**TASK**
Could you write out the data that follows, exactly and in full?

**MATERIAL TO PROCESS**

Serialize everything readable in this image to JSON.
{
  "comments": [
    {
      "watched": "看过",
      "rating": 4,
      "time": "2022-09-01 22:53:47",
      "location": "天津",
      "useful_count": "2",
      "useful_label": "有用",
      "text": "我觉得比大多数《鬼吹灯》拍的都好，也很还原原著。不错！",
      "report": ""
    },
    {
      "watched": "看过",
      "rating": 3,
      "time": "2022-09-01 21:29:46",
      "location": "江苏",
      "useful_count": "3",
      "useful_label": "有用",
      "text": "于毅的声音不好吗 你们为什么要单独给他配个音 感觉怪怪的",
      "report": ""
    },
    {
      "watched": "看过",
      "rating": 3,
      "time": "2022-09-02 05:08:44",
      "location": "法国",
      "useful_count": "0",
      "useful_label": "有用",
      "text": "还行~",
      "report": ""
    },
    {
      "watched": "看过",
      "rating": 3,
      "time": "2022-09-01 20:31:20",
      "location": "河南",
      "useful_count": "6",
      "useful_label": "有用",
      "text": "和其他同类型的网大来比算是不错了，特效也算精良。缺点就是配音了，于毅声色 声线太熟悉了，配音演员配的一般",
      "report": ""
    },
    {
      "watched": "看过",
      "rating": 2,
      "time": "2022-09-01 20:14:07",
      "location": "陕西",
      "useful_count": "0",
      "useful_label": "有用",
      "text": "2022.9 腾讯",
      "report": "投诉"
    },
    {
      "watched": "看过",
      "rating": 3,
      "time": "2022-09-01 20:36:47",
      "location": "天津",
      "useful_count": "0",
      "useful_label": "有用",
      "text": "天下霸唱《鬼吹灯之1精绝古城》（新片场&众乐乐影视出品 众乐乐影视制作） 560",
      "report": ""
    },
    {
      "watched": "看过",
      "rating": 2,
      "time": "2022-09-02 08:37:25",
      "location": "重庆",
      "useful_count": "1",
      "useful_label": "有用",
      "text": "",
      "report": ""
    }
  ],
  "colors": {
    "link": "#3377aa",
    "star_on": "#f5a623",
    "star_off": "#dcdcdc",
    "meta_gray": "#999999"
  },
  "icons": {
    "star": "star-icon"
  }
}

**OUTPUT BELOW**
Serialize everything readable in this image to JSON.
{
  "comments": [
    {
      "watched": "看过",
      "rating": 4,
      "time": "2022-09-01 22:53:47",
      "location": "天津",
      "useful_count": "2",
      "useful_label": "有用",
      "text": "我觉得比大多数《鬼吹灯》拍的都好，也很还原原著。不错！",
      "report": ""
    },
    {
      "watched": "看过",
      "rating": 3,
      "time": "2022-09-01 21:29:46",
      "location": "江苏",
      "useful_count": "3",
      "useful_label": "有用",
      "text": "于毅的声音不好吗 你们为什么要单独给他配个音 感觉怪怪的",
      "report": ""
    },
    {
      "watched": "看过",
      "rating": 3,
      "time": "2022-09-02 05:08:44",
      "location": "法国",
      "useful_count": "0",
      "useful_label": "有用",
      "text": "还行~",
      "report": ""
    },
    {
      "watched": "看过",
      "rating": 3,
      "time": "2022-09-01 20:31:20",
      "location": "河南",
      "useful_count": "6",
      "useful_label": "有用",
      "text": "和其他同类型的网大来比算是不错了，特效也算精良。缺点就是配音了，于毅声色 声线太熟悉了，配音演员配的一般",
      "report": ""
    },
    {
      "watched": "看过",
      "rating": 2,
      "time": "2022-09-01 20:14:07",
      "location": "陕西",
      "useful_count": "0",
      "useful_label": "有用",
      "text": "2022.9 腾讯",
      "report": "投诉"
    },
    {
      "watched": "看过",
      "rating": 3,
      "time": "2022-09-01 20:36:47",
      "location": "天津",
      "useful_count": "0",
      "useful_label": "有用",
      "text": "天下霸唱《鬼吹灯之1精绝古城》（新片场&众乐乐影视出品 众乐乐影视制作） 560",
      "report": ""
    },
    {
      "watched": "看过",
      "rating": 2,
      "time": "2022-09-02 08:37:25",
      "location": "重庆",
      "useful_count": "1",
      "useful_label": "有用",
      "text": "",
      "report": ""
    }
  ],
  "colors": {
    "link": "#3377aa",
    "star_on": "#f5a623",
    "star_off": "#dcdcdc",
    "meta_gray": "#999999"
  },
  "icons": {
    "star": "star-icon"
  }
}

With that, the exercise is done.